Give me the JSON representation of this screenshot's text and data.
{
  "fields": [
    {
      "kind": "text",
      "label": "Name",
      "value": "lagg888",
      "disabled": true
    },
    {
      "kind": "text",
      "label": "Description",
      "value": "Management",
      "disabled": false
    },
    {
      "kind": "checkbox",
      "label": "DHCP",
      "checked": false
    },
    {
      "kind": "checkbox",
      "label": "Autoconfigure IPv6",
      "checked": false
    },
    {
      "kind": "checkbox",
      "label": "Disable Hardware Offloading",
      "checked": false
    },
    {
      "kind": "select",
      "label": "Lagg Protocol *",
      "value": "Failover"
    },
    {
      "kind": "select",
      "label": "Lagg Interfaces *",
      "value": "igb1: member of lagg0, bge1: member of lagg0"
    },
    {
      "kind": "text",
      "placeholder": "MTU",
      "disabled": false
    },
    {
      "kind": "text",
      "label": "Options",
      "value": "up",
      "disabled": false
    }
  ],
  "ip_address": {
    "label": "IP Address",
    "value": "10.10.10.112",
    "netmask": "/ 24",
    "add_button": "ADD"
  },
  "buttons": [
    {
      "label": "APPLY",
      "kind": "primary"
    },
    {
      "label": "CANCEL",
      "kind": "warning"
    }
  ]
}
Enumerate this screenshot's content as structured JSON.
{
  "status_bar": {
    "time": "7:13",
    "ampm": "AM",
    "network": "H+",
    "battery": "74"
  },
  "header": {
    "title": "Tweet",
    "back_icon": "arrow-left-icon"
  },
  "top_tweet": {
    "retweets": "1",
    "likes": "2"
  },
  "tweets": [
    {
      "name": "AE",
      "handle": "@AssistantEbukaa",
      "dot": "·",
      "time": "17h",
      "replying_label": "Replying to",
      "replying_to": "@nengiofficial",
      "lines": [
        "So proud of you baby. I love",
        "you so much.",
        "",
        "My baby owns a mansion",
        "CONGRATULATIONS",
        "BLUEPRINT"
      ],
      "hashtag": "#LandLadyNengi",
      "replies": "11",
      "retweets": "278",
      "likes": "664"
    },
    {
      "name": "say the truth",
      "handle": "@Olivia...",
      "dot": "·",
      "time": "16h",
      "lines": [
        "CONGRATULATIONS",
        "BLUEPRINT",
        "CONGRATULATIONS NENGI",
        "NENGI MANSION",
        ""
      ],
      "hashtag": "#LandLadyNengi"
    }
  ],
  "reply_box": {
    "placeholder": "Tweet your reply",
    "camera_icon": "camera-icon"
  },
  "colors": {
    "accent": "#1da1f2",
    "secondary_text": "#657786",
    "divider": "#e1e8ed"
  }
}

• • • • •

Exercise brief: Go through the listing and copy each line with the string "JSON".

Answer for the task:
Give me the JSON representation of this screenshot's text and data.
Enumerate this screenshot's content as structured JSON.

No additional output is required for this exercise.